“Thank gawd there’s a gas station up there. Pull over Dom, I gotta pee.”
I took the next exit going 80, ignoring the 30-MPH sign. Just as I approached the gas station the grasshopper on Diane’s seat flew at me and landed on my headrest. I let out a gut-wrenching “I’m being attacked by a great white shark!” scream. I hunched my shoulders in an attempt to protect myself and my chin was almost touching the steering wheel. I was holding the wheel so tight my hands were starting to throb.
“Watch out for that old lady!” Diane screeched as I made a hard left into the gas station. She could now see the grasshopper on my headrest. The undeniable look of horror on her face fueled my terror. The other grasshopper jumped from the back window and onto Diane’s head. She didn’t feel it, but I saw it. I completely lost it.
“There’s a grasshopper in your hair!” I shouted so loud I almost choked on the words.
“Ohhh…myyyy…gawwwwwwwd!” Diane screamed as she started waving her arms. It was total chaos in the car—Diane and I screamed and flailed while the two grasshoppers jumped from place to place.
I slammed on the brakes and broke the seatbelt latch in an effort to get out, not realizing the car was still in drive. In a brief moment of clarity I jammed the car in park. I then swung open the door and swan-dived onto the pavement, rolling on the ground as if putting myself out from a fire.
I stopped rolling after about five minutes and, covered with weeds and dirt, I looked up to see a large crowd, including Diane, gazing down at me.
© Copyright 2009 Yevette West. All rights reserved.
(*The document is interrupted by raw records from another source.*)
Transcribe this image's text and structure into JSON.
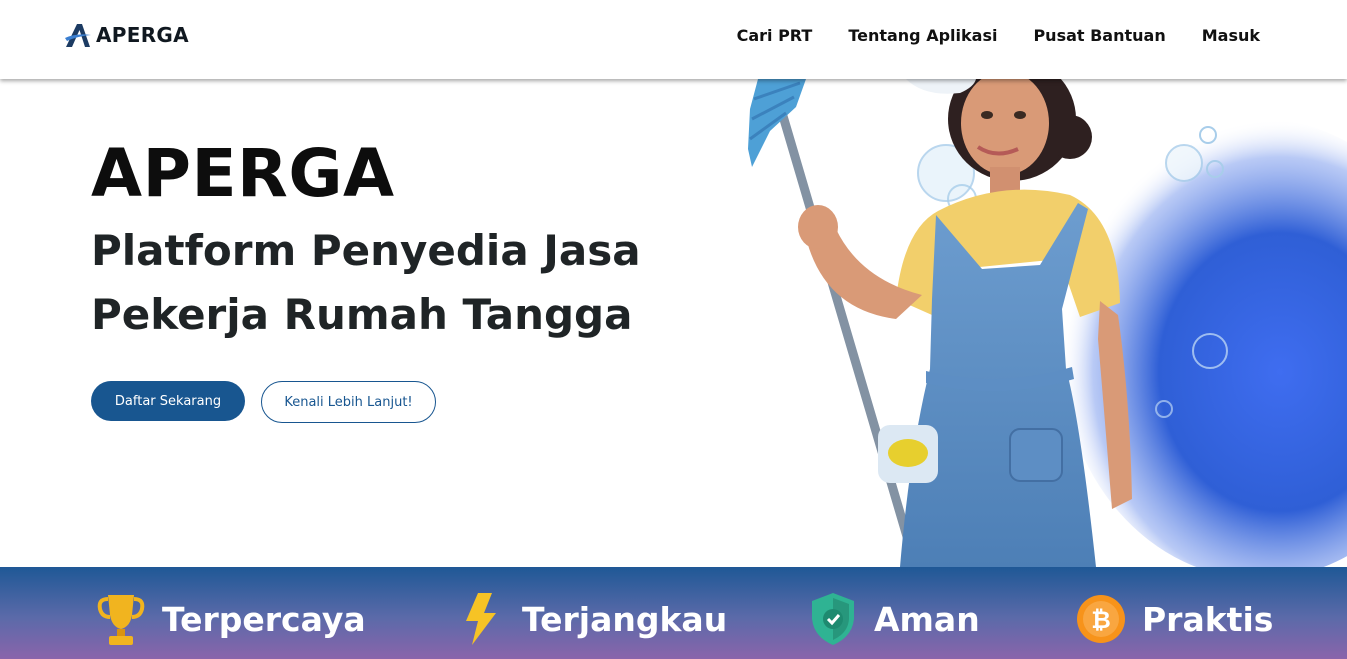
{
  "navbar": {
    "brand": "APERGA",
    "links": [
      "Cari PRT",
      "Tentang Aplikasi",
      "Pusat Bantuan",
      "Masuk"
    ]
  },
  "hero": {
    "title": "APERGA",
    "subtitle_line1": "Platform Penyedia Jasa",
    "subtitle_line2": "Pekerja Rumah Tangga",
    "primary_button": "Daftar Sekarang",
    "secondary_button": "Kenali Lebih Lanjut!",
    "illustration": "cleaning-lady-with-mop-illustration"
  },
  "features": [
    {
      "label": "Terpercaya",
      "icon": "trophy-icon"
    },
    {
      "label": "Terjangkau",
      "icon": "lightning-icon"
    },
    {
      "label": "Aman",
      "icon": "shield-check-icon"
    },
    {
      "label": "Praktis",
      "icon": "bitcoin-coin-icon"
    }
  ],
  "colors": {
    "primary": "#185690",
    "feature_gradient_top": "#1f5896",
    "feature_gradient_bottom": "#8a64ab",
    "hero_blob": "#2f5fd6"
  }
}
Yevette J. West is an aspiring writer, born and raised in Denver, Colorado. She has chosen to showcase her writing for the very first time, using this forum. Yevette resides in Los Angeles and hopes to one day become a screenwriter.